Legislative defendants think that Article 1, Section 4 of the U.S. Constitution, often called the “time, place and manner restrictions,” give state legislatures exclusive jurisdiction over drawing federal election districts.
Under this argument, the state courts cannot legally intervene when the state legislature draws maps for federal elections. The state Supreme Court previously dismissed this claim, meaning the legislative defendants will likely have to appeal to the U.S. Supreme Court to have a chance to win on this argument.
Three groups sued the state in November and December to block the political maps the Republican-led General Assembly passed over Democratic opposition. Those maps were the ones ultimately overturned by the state Supreme Court on Feb. 4.
The General Assembly had two weeks to redraw the maps to seek Superior Court approval on Wednesday.
In the mirror image of the legislative defendants, all three groups suing the state supported the Shirley panel’s intervention on the congressional map.
One group, the good-governance and nonpartisan nonprofit Common Cause, appealed both the state House and state Senate maps.
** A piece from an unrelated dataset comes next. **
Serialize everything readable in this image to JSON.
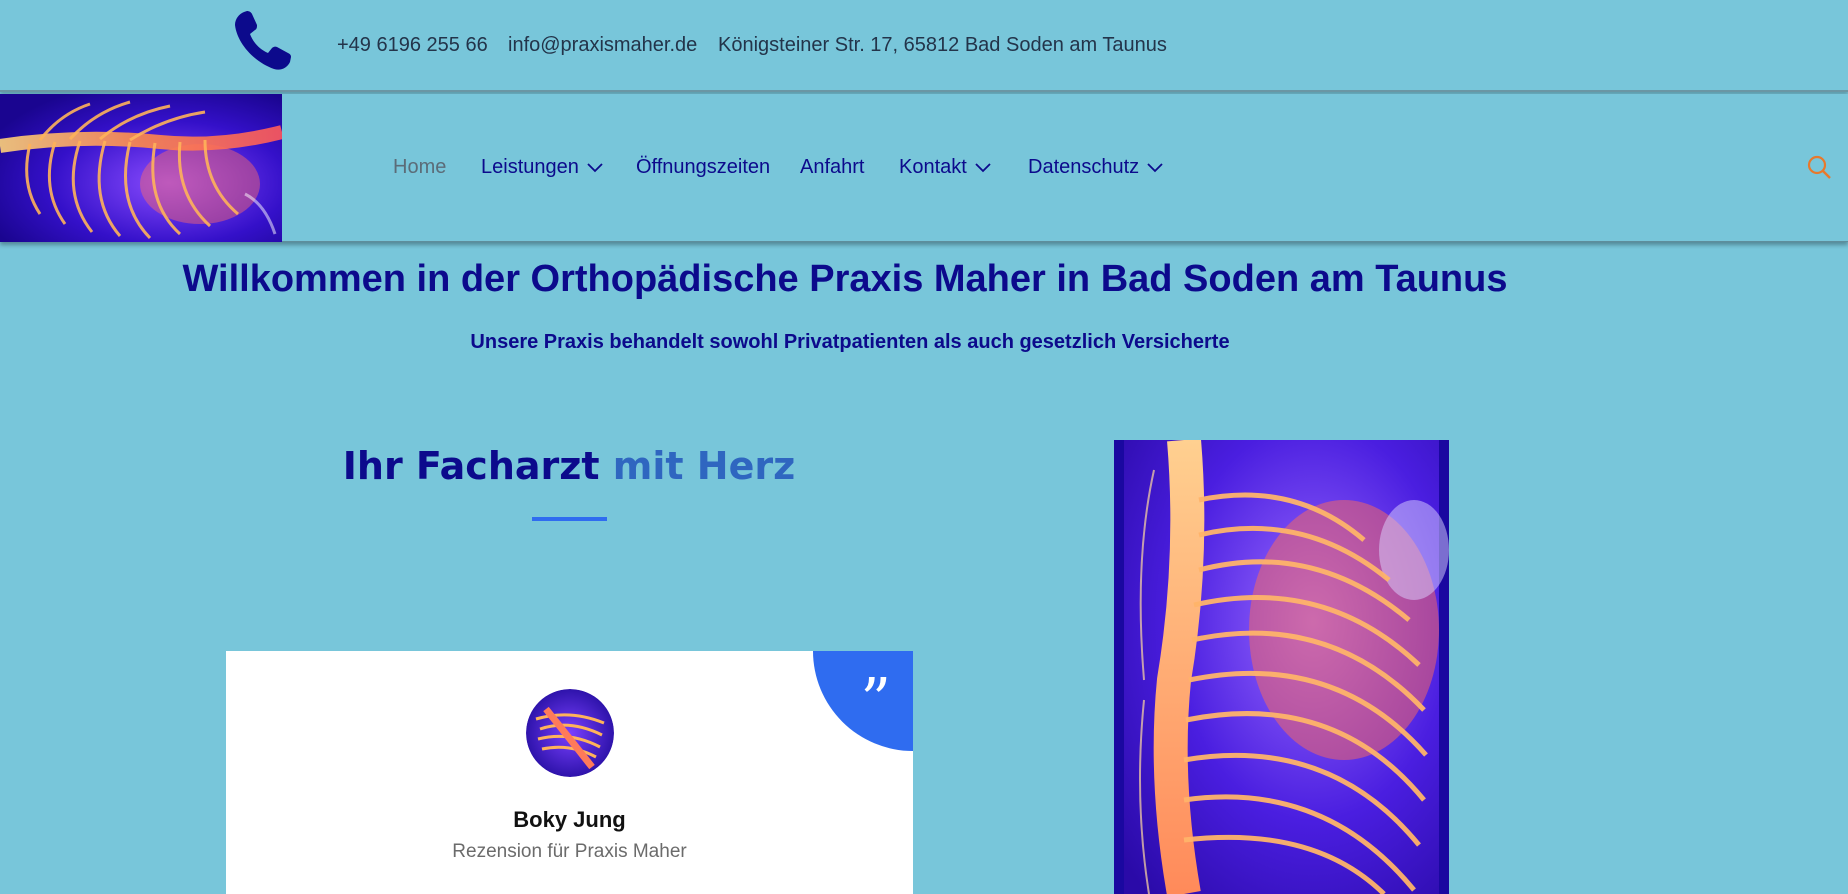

The group recognized that the General Assembly passed the House plan with near-unanimous bipartisan support, yet still opposed it and the Senate map, passed by Republicans on strict party-line votes, because each map still “dilutes the voting power of Black communities and relies on misleading data to cover up extreme partisan gerrymanders,” according to the group’s press release.
The Common Cause plaintiffs are especially focused on the voting power of Black North Carolinians in the eastern part of the state, centered on Wayne County for the House map and Edgecombe, Wilson and most of Wayne in the Senate map.
“We appreciate the bipartisan efforts of the trial court and special masters to remedy illegalities in the congressional map, but justice that is partial is no justice at all,” said Hillary Klein, senior voting rights lawyer at the Southern Coalition for Social Justice, which represents Common Cause, in the press release.
Two other two plaintiff groups, the nonpartisan N.C. League of Conservation Voters and the National Redistricting Foundation, which is backed by the national Democratic Party, appealed only the state Senate map.
The NCLCV plaintiffs also asked for the U.S. congressional map to last the rest of the decade, rather than allowing the General Assembly to try drawing the map again.
In its opinion, the Shirley panel stated North Carolina’s political geography, or the way Democratic and Republican voters self-sort in where they live, explains why the Senate map favors Republicans. Even so, the panel stated in its opinion, the difference is within the fairness boundaries the state Supreme Court laid out.
In their appeals, both the NCLCV and foundation plaintiffs dispute the panel’s analysis and claim the map would only ever allow Republicans to have a majority in the state Senate, despite North Carolina being near a 50-50 state in partisan vote share.